Work through the lines below and count those holding "워터마크"; reply with the number only.

*** Listed records Section Begins ***

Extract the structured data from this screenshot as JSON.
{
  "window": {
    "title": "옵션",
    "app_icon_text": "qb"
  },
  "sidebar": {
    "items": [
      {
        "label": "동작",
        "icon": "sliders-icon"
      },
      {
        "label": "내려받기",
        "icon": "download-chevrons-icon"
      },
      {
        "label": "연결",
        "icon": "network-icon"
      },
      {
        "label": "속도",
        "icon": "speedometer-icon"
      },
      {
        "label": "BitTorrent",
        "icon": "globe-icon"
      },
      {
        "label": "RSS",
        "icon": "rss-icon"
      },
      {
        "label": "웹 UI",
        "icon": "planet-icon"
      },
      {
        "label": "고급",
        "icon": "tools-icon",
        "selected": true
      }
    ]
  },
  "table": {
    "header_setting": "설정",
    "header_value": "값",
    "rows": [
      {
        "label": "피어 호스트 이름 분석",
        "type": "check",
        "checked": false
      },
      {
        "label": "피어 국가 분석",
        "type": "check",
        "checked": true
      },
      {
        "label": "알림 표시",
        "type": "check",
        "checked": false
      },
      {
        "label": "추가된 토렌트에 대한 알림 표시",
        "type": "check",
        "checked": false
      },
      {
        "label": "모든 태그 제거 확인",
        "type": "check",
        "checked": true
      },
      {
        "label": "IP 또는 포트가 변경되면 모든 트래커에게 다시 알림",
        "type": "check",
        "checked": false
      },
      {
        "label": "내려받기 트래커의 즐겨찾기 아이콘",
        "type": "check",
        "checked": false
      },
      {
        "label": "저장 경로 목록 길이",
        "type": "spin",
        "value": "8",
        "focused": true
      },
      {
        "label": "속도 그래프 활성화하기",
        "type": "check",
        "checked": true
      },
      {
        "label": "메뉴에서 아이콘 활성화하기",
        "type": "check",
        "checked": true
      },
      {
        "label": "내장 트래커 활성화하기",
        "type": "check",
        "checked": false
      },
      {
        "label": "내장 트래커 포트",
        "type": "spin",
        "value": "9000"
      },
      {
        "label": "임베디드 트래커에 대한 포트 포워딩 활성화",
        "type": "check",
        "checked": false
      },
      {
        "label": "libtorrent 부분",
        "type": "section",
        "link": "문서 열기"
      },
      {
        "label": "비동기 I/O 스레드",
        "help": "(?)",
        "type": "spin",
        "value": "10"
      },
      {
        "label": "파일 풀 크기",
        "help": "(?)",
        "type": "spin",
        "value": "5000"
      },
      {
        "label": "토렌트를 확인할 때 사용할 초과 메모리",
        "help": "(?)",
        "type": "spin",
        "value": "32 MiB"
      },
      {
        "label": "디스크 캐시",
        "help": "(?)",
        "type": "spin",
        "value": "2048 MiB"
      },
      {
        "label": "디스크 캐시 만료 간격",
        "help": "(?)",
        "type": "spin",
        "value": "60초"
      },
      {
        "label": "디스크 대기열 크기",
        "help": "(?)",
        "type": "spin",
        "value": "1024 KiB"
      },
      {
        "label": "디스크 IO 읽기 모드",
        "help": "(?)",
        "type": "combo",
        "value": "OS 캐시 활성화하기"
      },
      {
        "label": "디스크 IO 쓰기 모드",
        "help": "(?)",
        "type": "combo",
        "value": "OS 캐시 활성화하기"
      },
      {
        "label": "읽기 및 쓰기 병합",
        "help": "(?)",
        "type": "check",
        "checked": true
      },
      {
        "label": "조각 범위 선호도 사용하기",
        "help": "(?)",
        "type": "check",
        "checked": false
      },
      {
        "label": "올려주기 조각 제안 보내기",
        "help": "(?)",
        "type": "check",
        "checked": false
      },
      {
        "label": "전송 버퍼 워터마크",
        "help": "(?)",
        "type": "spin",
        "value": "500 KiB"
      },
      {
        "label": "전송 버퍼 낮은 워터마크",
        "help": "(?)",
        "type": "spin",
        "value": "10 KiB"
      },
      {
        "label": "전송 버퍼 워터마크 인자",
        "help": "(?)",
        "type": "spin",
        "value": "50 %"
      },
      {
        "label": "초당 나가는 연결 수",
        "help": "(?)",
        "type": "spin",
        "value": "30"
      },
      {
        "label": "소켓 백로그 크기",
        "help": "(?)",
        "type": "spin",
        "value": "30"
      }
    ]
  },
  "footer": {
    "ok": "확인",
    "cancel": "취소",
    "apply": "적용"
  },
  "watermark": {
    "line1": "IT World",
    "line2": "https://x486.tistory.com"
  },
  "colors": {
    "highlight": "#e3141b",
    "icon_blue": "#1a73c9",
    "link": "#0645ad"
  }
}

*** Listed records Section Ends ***

(Written answer)
3